[Your task]
Copy out the full set of records. Keep every word the same.

[Entries from a dataset of interfaces]
______________________________

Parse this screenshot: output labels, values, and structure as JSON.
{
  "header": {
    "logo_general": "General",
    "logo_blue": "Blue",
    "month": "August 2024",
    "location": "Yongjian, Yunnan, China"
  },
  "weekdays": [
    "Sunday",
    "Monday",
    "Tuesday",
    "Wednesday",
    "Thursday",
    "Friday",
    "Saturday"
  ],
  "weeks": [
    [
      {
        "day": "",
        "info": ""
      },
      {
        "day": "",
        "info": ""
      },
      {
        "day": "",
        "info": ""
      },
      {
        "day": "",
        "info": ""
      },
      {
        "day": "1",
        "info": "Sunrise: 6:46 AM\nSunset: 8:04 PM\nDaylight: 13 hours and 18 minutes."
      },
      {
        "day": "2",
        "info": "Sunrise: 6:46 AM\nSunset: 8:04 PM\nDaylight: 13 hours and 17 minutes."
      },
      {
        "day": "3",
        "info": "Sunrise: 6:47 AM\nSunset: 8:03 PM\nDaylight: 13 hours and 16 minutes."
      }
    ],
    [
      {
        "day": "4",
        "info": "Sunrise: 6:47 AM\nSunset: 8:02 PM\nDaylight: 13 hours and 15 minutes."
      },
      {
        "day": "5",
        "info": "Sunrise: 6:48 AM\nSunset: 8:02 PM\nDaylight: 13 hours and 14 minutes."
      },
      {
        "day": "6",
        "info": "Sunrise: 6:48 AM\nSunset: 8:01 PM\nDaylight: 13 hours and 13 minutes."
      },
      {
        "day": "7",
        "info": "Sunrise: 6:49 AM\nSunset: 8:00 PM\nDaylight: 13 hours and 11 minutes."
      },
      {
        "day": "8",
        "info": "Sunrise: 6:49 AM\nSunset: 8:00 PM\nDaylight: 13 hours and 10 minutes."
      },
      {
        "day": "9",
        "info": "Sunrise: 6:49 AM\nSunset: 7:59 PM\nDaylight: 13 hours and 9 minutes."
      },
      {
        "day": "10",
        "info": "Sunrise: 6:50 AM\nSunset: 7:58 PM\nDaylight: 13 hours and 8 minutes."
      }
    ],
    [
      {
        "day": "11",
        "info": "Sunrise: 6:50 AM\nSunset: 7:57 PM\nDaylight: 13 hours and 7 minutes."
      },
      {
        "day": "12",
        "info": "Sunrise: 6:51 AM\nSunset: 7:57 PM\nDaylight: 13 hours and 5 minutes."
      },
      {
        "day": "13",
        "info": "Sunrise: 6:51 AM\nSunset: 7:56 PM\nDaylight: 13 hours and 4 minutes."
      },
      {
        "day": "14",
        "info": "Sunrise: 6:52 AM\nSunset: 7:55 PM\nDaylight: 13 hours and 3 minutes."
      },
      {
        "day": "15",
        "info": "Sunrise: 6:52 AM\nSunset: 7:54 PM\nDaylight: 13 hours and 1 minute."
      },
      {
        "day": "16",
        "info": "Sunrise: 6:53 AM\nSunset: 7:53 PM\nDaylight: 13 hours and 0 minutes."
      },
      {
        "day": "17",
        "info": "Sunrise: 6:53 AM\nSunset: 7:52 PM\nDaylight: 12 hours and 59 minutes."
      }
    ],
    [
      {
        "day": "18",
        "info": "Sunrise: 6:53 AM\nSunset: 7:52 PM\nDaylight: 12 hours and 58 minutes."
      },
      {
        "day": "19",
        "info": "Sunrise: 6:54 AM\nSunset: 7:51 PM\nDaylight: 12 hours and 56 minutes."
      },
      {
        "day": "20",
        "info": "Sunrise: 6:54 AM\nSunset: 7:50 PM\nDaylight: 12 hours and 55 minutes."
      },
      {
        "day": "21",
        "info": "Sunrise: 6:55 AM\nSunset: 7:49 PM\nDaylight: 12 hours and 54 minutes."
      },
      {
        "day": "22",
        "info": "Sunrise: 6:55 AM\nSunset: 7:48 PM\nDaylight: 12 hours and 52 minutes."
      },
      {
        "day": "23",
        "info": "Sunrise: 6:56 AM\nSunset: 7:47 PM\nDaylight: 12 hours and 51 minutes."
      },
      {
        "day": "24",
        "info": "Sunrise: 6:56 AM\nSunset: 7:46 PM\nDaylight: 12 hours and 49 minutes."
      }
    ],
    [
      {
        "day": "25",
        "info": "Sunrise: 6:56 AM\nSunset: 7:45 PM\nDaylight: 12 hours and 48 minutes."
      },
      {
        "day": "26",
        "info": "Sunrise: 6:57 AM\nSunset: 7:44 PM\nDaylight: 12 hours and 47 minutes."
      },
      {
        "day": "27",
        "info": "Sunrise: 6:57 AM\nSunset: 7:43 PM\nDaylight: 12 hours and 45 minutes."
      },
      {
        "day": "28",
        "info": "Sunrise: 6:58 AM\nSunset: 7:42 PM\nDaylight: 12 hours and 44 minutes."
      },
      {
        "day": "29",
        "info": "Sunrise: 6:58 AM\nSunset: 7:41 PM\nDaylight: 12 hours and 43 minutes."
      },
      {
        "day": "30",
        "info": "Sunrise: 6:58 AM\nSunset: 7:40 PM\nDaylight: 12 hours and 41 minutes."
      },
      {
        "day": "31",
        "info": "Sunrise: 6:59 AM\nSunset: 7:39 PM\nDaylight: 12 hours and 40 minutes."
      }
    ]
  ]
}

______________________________

[Completed task]
Parse this screenshot: output labels, values, and structure as JSON.
{
  "header": {
    "logo_general": "General",
    "logo_blue": "Blue",
    "month": "August 2024",
    "location": "Yongjian, Yunnan, China"
  },
  "weekdays": [
    "Sunday",
    "Monday",
    "Tuesday",
    "Wednesday",
    "Thursday",
    "Friday",
    "Saturday"
  ],
  "weeks": [
    [
      {
        "day": "",
        "info": ""
      },
      {
        "day": "",
        "info": ""
      },
      {
        "day": "",
        "info": ""
      },
      {
        "day": "",
        "info": ""
      },
      {
        "day": "1",
        "info": "Sunrise: 6:46 AM\nSunset: 8:04 PM\nDaylight: 13 hours and 18 minutes."
      },
      {
        "day": "2",
        "info": "Sunrise: 6:46 AM\nSunset: 8:04 PM\nDaylight: 13 hours and 17 minutes."
      },
      {
        "day": "3",
        "info": "Sunrise: 6:47 AM\nSunset: 8:03 PM\nDaylight: 13 hours and 16 minutes."
      }
    ],
    [
      {
        "day": "4",
        "info": "Sunrise: 6:47 AM\nSunset: 8:02 PM\nDaylight: 13 hours and 15 minutes."
      },
      {
        "day": "5",
        "info": "Sunrise: 6:48 AM\nSunset: 8:02 PM\nDaylight: 13 hours and 14 minutes."
      },
      {
        "day": "6",
        "info": "Sunrise: 6:48 AM\nSunset: 8:01 PM\nDaylight: 13 hours and 13 minutes."
      },
      {
        "day": "7",
        "info": "Sunrise: 6:49 AM\nSunset: 8:00 PM\nDaylight: 13 hours and 11 minutes."
      },
      {
        "day": "8",
        "info": "Sunrise: 6:49 AM\nSunset: 8:00 PM\nDaylight: 13 hours and 10 minutes."
      },
      {
        "day": "9",
        "info": "Sunrise: 6:49 AM\nSunset: 7:59 PM\nDaylight: 13 hours and 9 minutes."
      },
      {
        "day": "10",
        "info": "Sunrise: 6:50 AM\nSunset: 7:58 PM\nDaylight: 13 hours and 8 minutes."
      }
    ],
    [
      {
        "day": "11",
        "info": "Sunrise: 6:50 AM\nSunset: 7:57 PM\nDaylight: 13 hours and 7 minutes."
      },
      {
        "day": "12",
        "info": "Sunrise: 6:51 AM\nSunset: 7:57 PM\nDaylight: 13 hours and 5 minutes."
      },
      {
        "day": "13",
        "info": "Sunrise: 6:51 AM\nSunset: 7:56 PM\nDaylight: 13 hours and 4 minutes."
      },
      {
        "day": "14",
        "info": "Sunrise: 6:52 AM\nSunset: 7:55 PM\nDaylight: 13 hours and 3 minutes."
      },
      {
        "day": "15",
        "info": "Sunrise: 6:52 AM\nSunset: 7:54 PM\nDaylight: 13 hours and 1 minute."
      },
      {
        "day": "16",
        "info": "Sunrise: 6:53 AM\nSunset: 7:53 PM\nDaylight: 13 hours and 0 minutes."
      },
      {
        "day": "17",
        "info": "Sunrise: 6:53 AM\nSunset: 7:52 PM\nDaylight: 12 hours and 59 minutes."
      }
    ],
    [
      {
        "day": "18",
        "info": "Sunrise: 6:53 AM\nSunset: 7:52 PM\nDaylight: 12 hours and 58 minutes."
      },
      {
        "day": "19",
        "info": "Sunrise: 6:54 AM\nSunset: 7:51 PM\nDaylight: 12 hours and 56 minutes."
      },
      {
        "day": "20",
        "info": "Sunrise: 6:54 AM\nSunset: 7:50 PM\nDaylight: 12 hours and 55 minutes."
      },
      {
        "day": "21",
        "info": "Sunrise: 6:55 AM\nSunset: 7:49 PM\nDaylight: 12 hours and 54 minutes."
      },
      {
        "day": "22",
        "info": "Sunrise: 6:55 AM\nSunset: 7:48 PM\nDaylight: 12 hours and 52 minutes."
      },
      {
        "day": "23",
        "info": "Sunrise: 6:56 AM\nSunset: 7:47 PM\nDaylight: 12 hours and 51 minutes."
      },
      {
        "day": "24",
        "info": "Sunrise: 6:56 AM\nSunset: 7:46 PM\nDaylight: 12 hours and 49 minutes."
      }
    ],
    [
      {
        "day": "25",
        "info": "Sunrise: 6:56 AM\nSunset: 7:45 PM\nDaylight: 12 hours and 48 minutes."
      },
      {
        "day": "26",
        "info": "Sunrise: 6:57 AM\nSunset: 7:44 PM\nDaylight: 12 hours and 47 minutes."
      },
      {
        "day": "27",
        "info": "Sunrise: 6:57 AM\nSunset: 7:43 PM\nDaylight: 12 hours and 45 minutes."
      },
      {
        "day": "28",
        "info": "Sunrise: 6:58 AM\nSunset: 7:42 PM\nDaylight: 12 hours and 44 minutes."
      },
      {
        "day": "29",
        "info": "Sunrise: 6:58 AM\nSunset: 7:41 PM\nDaylight: 12 hours and 43 minutes."
      },
      {
        "day": "30",
        "info": "Sunrise: 6:58 AM\nSunset: 7:40 PM\nDaylight: 12 hours and 41 minutes."
      },
      {
        "day": "31",
        "info": "Sunrise: 6:59 AM\nSunset: 7:39 PM\nDaylight: 12 hours and 40 minutes."
      }
    ]
  ]
}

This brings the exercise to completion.